Exploring Oral Health Symptoms, Issues and Solutions

When You Should Take Your Child to a Dentist Between Routine Appointments

Regular dental check-ups are an essential part of your child's health care, and you should start taking them to a children's dentist as soon as that first tooth starts to appear. As long as you keep up with your child's regular appointments, it's the best thing you can do to ensure their teeth and gums stay healthy.

Sometimes, though, things happen that mean you should see a dentist in between routine check-ups. As an adult, you'll usually know when you need to go for your own teeth, but it can be more difficult to tell with your child.

Although you should always use your judgement and book an appointment whenever anything seems amiss, here are some of the common reasons to take your child to the dentist.

They're not getting the hang of brushing

You should always supervise your child brushing their teeth until you're confident they've learned to do it properly. This can take a while, and many children don't quite get it until they're as old as eight.

If your child doesn't seem to be getting it, however, you can see your dentist for advice. There are suggestions they can make to help your child, and maybe different products that can make it easier.

Their teeth don't seem to be developing normally

If your child hasn't started growing their first teeth by the time they're a year old, it's a good idea to have a dentist take a look. It's probably nothing to worry about, but having a professional check things out will give you peace of mind.

Similarly, if the child's adult teeth don't start coming through by the time they turn eight, it's worth getting them checked out.

There's teeth grinding or excessive thumb sucking

Children grind their teeth for all sorts of reasons, but it's not usually too frequent, and it tends to stop as quickly as it began. If it seems excessive and you're worried, make an appointment with your child's dentist.

Many children suck their thumbs when they're small, and they normally grow out of it. If they're still doing it when they turn five and it seems to be a lot of the time, a dentist should check it's not affecting the alignment of their teeth.

They've been through a period of having a bad diet

One of the best things you can do for your child's teeth is to severely limit sugar in their diet, which goes a long way towards preventing tooth decay.

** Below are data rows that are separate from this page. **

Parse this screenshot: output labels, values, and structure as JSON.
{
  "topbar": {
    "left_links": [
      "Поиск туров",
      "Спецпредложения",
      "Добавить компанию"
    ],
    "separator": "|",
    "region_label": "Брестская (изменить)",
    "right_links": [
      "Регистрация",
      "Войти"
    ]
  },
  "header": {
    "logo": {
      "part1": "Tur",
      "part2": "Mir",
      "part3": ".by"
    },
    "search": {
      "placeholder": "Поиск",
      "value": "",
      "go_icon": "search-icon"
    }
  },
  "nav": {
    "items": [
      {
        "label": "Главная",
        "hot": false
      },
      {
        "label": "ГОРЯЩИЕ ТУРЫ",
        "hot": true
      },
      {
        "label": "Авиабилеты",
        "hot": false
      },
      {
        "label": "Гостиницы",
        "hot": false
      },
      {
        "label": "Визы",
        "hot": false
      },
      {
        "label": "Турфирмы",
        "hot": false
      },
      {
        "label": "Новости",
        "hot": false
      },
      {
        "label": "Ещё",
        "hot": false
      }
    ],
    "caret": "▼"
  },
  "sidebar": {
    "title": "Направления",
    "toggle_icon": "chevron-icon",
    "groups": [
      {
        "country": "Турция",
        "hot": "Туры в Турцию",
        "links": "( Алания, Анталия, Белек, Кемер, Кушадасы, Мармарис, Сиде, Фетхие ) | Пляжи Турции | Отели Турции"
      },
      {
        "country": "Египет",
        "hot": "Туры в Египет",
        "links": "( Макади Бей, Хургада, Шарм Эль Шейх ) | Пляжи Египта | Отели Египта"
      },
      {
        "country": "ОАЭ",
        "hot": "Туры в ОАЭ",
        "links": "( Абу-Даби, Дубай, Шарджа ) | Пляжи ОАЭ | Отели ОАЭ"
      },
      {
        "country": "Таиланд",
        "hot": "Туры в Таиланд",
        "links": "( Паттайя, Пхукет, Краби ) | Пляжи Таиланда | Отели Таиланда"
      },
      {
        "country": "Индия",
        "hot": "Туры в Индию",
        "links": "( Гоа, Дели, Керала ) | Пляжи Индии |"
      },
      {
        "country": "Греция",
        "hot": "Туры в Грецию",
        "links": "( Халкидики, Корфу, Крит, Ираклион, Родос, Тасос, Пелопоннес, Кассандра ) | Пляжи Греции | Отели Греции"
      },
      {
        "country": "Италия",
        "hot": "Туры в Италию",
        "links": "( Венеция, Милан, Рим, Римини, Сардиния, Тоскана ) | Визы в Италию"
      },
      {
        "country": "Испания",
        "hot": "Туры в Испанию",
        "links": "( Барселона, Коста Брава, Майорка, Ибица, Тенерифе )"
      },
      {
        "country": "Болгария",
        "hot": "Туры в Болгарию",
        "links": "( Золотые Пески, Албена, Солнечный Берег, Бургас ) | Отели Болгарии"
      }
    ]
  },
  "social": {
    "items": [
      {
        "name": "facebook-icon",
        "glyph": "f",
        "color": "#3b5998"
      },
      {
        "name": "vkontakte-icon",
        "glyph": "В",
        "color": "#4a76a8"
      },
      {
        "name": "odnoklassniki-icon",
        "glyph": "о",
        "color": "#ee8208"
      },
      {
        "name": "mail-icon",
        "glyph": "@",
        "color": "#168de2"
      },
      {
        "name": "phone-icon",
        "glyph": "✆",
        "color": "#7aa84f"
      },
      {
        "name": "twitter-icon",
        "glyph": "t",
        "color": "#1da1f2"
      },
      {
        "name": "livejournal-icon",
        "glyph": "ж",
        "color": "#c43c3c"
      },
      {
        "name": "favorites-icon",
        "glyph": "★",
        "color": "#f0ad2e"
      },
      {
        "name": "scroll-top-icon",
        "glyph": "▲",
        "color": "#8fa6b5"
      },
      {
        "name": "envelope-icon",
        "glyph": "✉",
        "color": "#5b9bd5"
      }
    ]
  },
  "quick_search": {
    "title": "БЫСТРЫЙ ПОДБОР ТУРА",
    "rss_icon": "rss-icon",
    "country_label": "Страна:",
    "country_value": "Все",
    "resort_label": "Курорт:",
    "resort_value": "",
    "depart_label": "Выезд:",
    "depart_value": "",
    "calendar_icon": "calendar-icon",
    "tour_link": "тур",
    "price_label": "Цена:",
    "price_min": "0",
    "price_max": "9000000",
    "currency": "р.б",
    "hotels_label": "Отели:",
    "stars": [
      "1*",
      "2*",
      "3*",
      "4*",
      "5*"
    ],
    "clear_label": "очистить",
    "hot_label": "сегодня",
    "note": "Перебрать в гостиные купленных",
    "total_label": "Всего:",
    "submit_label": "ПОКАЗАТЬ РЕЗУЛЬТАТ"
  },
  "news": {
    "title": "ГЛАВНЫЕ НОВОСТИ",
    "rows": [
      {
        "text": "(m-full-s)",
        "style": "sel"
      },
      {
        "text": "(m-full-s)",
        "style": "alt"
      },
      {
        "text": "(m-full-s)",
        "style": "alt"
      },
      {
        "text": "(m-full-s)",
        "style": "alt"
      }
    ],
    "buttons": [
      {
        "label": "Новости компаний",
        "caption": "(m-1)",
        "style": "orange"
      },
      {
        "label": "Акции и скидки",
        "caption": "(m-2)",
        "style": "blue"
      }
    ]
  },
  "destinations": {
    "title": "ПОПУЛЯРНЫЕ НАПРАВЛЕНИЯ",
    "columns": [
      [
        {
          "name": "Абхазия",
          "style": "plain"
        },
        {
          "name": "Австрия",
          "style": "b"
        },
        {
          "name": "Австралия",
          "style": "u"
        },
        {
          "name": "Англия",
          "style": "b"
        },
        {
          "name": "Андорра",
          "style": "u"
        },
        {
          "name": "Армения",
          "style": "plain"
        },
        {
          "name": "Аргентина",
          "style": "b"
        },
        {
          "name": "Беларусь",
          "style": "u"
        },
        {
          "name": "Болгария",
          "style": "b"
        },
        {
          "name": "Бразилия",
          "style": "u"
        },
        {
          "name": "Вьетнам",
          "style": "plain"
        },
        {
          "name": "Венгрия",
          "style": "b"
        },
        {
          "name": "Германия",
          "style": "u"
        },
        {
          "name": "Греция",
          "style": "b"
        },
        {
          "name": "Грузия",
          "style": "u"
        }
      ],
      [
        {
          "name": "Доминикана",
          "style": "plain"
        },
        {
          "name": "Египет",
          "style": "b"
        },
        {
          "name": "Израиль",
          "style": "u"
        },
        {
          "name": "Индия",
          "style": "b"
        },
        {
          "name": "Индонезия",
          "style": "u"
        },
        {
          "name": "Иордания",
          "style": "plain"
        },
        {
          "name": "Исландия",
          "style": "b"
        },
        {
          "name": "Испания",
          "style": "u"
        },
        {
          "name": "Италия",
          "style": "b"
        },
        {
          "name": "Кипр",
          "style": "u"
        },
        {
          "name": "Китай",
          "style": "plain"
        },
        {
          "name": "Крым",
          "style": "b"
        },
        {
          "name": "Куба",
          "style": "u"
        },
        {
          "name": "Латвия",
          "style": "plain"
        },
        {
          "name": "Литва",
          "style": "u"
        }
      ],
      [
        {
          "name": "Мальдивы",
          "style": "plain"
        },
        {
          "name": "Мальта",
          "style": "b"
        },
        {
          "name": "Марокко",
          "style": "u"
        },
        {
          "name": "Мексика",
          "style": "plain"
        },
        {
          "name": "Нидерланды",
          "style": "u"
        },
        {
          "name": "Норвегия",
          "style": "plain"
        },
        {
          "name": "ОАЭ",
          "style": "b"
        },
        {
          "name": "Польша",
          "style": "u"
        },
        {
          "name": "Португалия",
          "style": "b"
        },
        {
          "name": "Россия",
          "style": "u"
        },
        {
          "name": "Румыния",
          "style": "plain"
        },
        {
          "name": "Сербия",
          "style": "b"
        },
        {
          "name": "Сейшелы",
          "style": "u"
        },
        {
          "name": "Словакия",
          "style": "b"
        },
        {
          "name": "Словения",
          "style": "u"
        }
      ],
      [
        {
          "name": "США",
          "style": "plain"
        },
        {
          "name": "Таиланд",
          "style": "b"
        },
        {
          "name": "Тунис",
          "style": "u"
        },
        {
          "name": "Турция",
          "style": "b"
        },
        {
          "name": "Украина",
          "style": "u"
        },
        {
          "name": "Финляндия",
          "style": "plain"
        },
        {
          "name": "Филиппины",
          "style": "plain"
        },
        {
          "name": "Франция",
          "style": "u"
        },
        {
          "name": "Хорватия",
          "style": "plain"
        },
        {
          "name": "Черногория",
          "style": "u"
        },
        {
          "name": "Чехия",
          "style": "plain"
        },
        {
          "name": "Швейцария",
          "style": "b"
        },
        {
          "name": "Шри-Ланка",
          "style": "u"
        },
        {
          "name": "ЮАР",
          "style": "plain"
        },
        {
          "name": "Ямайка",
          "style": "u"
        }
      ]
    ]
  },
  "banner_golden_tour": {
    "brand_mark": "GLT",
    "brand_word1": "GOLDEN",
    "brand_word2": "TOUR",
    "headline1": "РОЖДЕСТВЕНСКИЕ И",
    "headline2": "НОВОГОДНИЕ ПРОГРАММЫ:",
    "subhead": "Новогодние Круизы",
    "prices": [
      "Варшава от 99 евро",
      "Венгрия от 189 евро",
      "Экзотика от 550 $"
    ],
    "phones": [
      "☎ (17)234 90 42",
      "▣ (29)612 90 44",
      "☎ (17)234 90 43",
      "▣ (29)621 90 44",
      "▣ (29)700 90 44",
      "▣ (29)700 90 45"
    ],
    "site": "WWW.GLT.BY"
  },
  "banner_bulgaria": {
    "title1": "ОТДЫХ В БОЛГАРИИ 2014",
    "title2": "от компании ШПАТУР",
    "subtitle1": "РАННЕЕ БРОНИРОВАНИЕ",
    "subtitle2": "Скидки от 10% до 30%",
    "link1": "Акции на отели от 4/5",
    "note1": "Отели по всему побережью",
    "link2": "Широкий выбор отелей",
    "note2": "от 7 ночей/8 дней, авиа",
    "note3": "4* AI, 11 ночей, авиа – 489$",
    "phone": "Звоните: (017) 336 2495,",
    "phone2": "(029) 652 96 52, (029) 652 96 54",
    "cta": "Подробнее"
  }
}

If your child has recently had a lot of sweets or sugary soft drinks, you should make their next dentist appointment early, just to make sure there's no damage.